Restate all the lines below word for word, but omit the pictures.

Dataset

:::::

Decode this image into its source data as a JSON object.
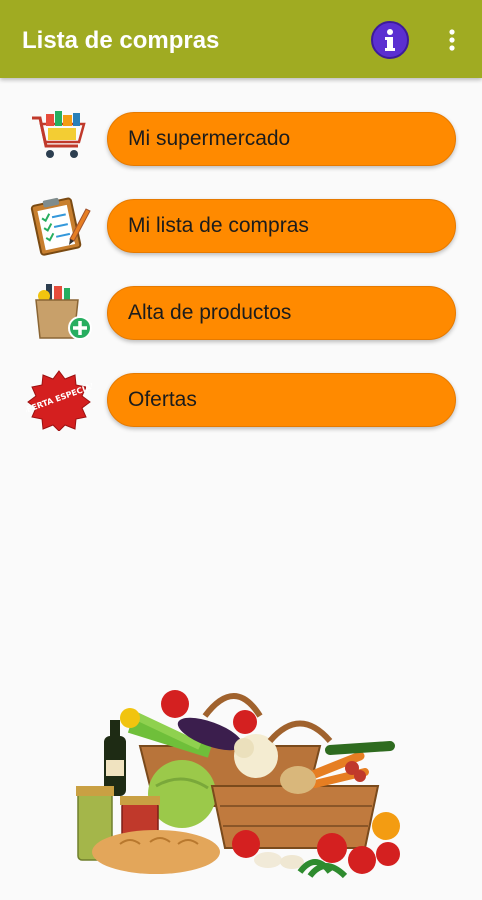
{
  "app_bar": {
    "title": "Lista de compras",
    "background": "#a0ab22",
    "info_icon": "info-icon",
    "overflow_icon": "more-vert-icon"
  },
  "menu": {
    "button_color": "#ff8a00",
    "items": [
      {
        "label": "Mi supermercado",
        "icon": "shopping-cart-icon"
      },
      {
        "label": "Mi lista de compras",
        "icon": "clipboard-checklist-icon"
      },
      {
        "label": "Alta de productos",
        "icon": "grocery-bag-add-icon"
      },
      {
        "label": "Ofertas",
        "icon": "special-offer-badge-icon",
        "badge_text": "OFERTA ESPECIAL"
      }
    ]
  },
  "illustration": {
    "icon": "vegetable-basket-illustration"
  }
}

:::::

Task output
Decode this image into its source data as a JSON object.
{
  "app_bar": {
    "title": "Lista de compras",
    "background": "#a0ab22",
    "info_icon": "info-icon",
    "overflow_icon": "more-vert-icon"
  },
  "menu": {
    "button_color": "#ff8a00",
    "items": [
      {
        "label": "Mi supermercado",
        "icon": "shopping-cart-icon"
      },
      {
        "label": "Mi lista de compras",
        "icon": "clipboard-checklist-icon"
      },
      {
        "label": "Alta de productos",
        "icon": "grocery-bag-add-icon"
      },
      {
        "label": "Ofertas",
        "icon": "special-offer-badge-icon",
        "badge_text": "OFERTA ESPECIAL"
      }
    ]
  },
  "illustration": {
    "icon": "vegetable-basket-illustration"
  }
}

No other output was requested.